TASK BRIEF: Return every line in the entries below where the word "bits" shows up.

Data about app and page elements
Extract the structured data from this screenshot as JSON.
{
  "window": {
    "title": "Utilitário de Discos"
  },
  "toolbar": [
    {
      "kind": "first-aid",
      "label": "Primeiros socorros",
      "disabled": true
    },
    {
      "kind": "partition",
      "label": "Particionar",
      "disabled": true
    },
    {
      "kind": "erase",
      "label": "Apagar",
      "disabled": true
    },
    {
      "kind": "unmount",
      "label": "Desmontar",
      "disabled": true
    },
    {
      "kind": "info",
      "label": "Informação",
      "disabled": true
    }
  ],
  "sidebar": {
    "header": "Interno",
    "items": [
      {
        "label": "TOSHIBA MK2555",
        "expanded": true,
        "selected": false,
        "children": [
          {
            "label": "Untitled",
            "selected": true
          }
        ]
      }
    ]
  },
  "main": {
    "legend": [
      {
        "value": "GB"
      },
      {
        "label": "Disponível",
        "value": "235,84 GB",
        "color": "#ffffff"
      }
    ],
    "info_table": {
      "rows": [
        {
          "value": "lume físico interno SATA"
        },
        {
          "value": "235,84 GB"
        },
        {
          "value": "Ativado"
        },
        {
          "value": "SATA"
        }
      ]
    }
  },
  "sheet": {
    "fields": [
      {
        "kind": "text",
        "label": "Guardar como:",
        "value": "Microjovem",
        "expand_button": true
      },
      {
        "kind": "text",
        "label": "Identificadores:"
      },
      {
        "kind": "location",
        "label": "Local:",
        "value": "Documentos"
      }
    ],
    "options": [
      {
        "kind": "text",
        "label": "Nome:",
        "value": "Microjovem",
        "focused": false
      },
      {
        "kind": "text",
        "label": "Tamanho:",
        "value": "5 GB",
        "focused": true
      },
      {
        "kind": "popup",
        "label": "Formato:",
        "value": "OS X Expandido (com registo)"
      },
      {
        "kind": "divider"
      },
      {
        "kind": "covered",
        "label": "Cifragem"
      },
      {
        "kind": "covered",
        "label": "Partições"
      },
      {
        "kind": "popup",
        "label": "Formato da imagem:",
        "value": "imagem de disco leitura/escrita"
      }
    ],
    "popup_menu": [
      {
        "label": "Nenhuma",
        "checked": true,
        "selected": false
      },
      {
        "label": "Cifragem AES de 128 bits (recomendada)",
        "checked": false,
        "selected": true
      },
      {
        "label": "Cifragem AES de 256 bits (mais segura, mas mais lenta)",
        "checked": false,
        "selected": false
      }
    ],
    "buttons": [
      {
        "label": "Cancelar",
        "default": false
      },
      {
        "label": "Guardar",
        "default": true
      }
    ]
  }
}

TASK ANSWER:
        "label": "Cifragem AES de 128 bits (recomendada)",
        "label": "Cifragem AES de 256 bits (mais segura, mas mais lenta)",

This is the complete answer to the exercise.